My husband and I are very different people. I tend to worry, a lot, and he is better at letting things be. What I worry about and what he worries about also tend to be very different. He has a shorter temper than I do, and will get after Ben more for his “typical” behaviors, which I find frustrating. But, maybe that pushes him in a way that I can’t because I still feel guilt and that overwhelming desire to protect my child.

He is also Ben’s primary caregiver in the sense that my illnesses often leave me in bed, and Ben and Dad are best buds who spend the days together. I asked him to write about the diagnosis and how he felt, and would like to add his viewpoint to more of my posts in the future.

I have discovered, not to my surprise, that we handle all of this quite differently. He is also a schoolteacher that works with Gifted and Talented students, and has dyslexia, ADHD and mood disorders similar to my son. There is some question as to whether he would have been diagnosed as autistic as a child or not, but either way, he is a fully functioning adult now, which gives me hope.

Here are his thoughts on our son’s diagnosis:

“We all want to think our child is the smartest. Then the next moment we wonder how a child will live to be an adult. I have a son that does things that drive me crazy. This is normal for every parent, but then there is something that makes you think, “There is something seriously wrong with this child”. In my case this is true.
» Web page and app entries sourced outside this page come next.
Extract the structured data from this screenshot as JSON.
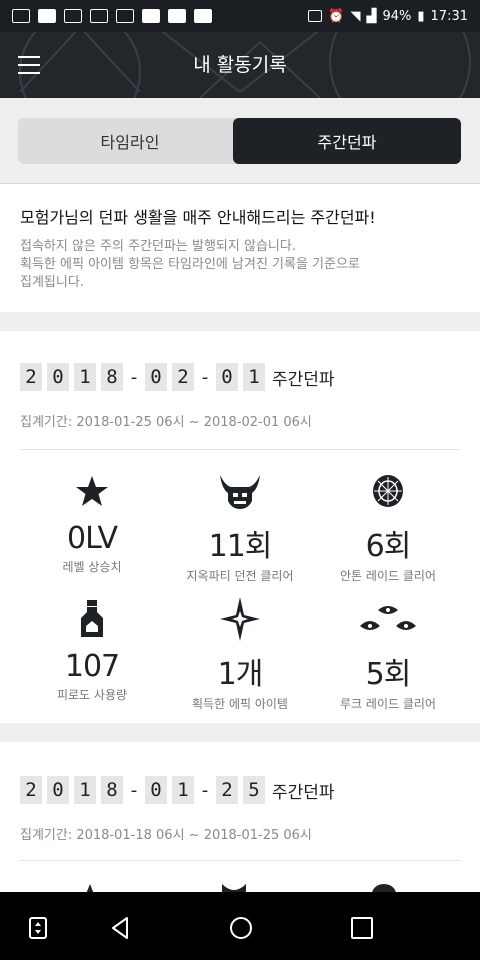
{
  "status_bar": {
    "battery": "94%",
    "time": "17:31"
  },
  "app_bar": {
    "title": "내 활동기록"
  },
  "tabs": [
    {
      "label": "타임라인"
    },
    {
      "label": "주간던파"
    }
  ],
  "intro": {
    "title": "모험가님의 던파 생활을 매주 안내해드리는 주간던파!",
    "line1": "접속하지 않은 주의 주간던파는 발행되지 않습니다.",
    "line2": "획득한 에픽 아이템 항목은 타임라인에 남겨진 기록을 기준으로",
    "line3": "집계됩니다."
  },
  "weeks": [
    {
      "date_chars": [
        "2",
        "0",
        "1",
        "8",
        "-",
        "0",
        "2",
        "-",
        "0",
        "1"
      ],
      "label": "주간던파",
      "period": "집계기간: 2018-01-25 06시 ~ 2018-02-01 06시",
      "stats": [
        {
          "icon": "star-icon",
          "value": "0LV",
          "label": "레벨 상승치"
        },
        {
          "icon": "demon-horned-icon",
          "value": "11회",
          "label": "지옥파티 던전 클리어"
        },
        {
          "icon": "anton-shell-icon",
          "value": "6회",
          "label": "안톤 레이드 클리어"
        },
        {
          "icon": "potion-bottle-icon",
          "value": "107",
          "label": "피로도 사용량"
        },
        {
          "icon": "sparkle-icon",
          "value": "1개",
          "label": "획득한 에픽 아이템"
        },
        {
          "icon": "luke-eyes-icon",
          "value": "5회",
          "label": "루크 레이드 클리어"
        }
      ]
    },
    {
      "date_chars": [
        "2",
        "0",
        "1",
        "8",
        "-",
        "0",
        "1",
        "-",
        "2",
        "5"
      ],
      "label": "주간던파",
      "period": "집계기간: 2018-01-18 06시 ~ 2018-01-25 06시"
    }
  ]
}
My son was diagnosed with high functioning autism, dyslexia, and several other problems. It took until he was 8 years old to get this figured out because he is a smart child. I teach the gifted and talented program and had the great opportunity to test him for the program. During the test we are supposed to keep a “poker face” so the student does not get clues to the right or wrong answers. When I tested my son I had to take a break because his answers were so outside the box that they were giving me an anxiety attack. He passed and now can be called twice exceptional.

As a dad I am worried that this will hurt my son’s future. As a teacher I see a child that loves to learn and has the ability to do anything. These two forces fight with each other, but I know he will be great because he has parents that know what they are doing. Another reason he took so long to get figured out is that we do everything a child needs.

Lesson to learn is listening to your child’s teacher and not get defensive. Read to your child or at least get books on tape. Finally believe in your child and try your best to keep them alive.

Thanks Dad!

About Natalie

I am a mom who stays at home while her son and husband play at school. I love to blog, enter giveaways, swim, hike, and scrapbook. I have a rare brain disorder called hypopituitarism. It keeps me slowed down, but can't stop me. My son is autistic, dyslexic and has ADHD. Dad is ADHD and dyslexic too. In the end we are always just muddling through, but I love our life, and my family and I wouldn’t change a thing.